_EXERCISE REQUIREMENTS_. Please copy each line of the records below that includes the word "dalmaradona".

DATA UNDER STUDY section start

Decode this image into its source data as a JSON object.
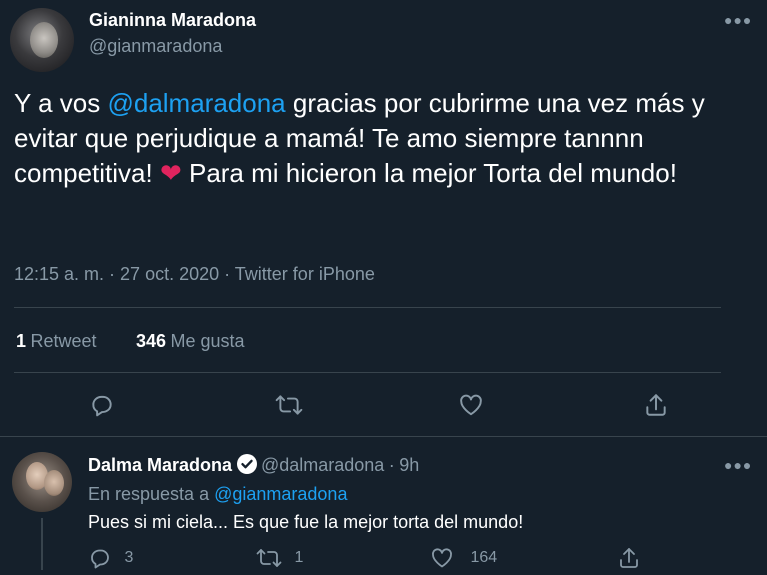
{
  "main_tweet": {
    "author_name": "Gianinna Maradona",
    "author_handle": "@gianmaradona",
    "text_before_mention": "Y a vos ",
    "mention": "@dalmaradona",
    "text_after_mention": " gracias por cubrirme una vez más y evitar que perjudique a mamá! Te amo siempre tannnn competitiva! ",
    "heart": "❤️",
    "text_after_heart": " Para mi hicieron la mejor Torta del mundo!",
    "timestamp": "12:15 a. m. · 27 oct. 2020 · Twitter for iPhone",
    "retweets_count": "1",
    "retweets_label": "Retweet",
    "likes_count": "346",
    "likes_label": "Me gusta",
    "more_icon": "more-horizontal-icon"
  },
  "reply_tweet": {
    "author_name": "Dalma Maradona",
    "verified": true,
    "author_handle": "@dalmaradona",
    "separator": "·",
    "time": "9h",
    "replying_prefix": "En respuesta a",
    "replying_to": "@gianmaradona",
    "text": "Pues si mi ciela... Es que fue la mejor torta del mundo!",
    "reply_count": "3",
    "retweet_count": "1",
    "like_count": "164"
  },
  "colors": {
    "background": "#15202b",
    "secondary_text": "#8899a6",
    "accent": "#1da1f2",
    "heart": "#e0245e",
    "divider": "#38444d"
  }
}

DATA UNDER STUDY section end

_WRITTEN SOLUTION_.
    "mention": "@dalmaradona",
    "author_handle": "@dalmaradona",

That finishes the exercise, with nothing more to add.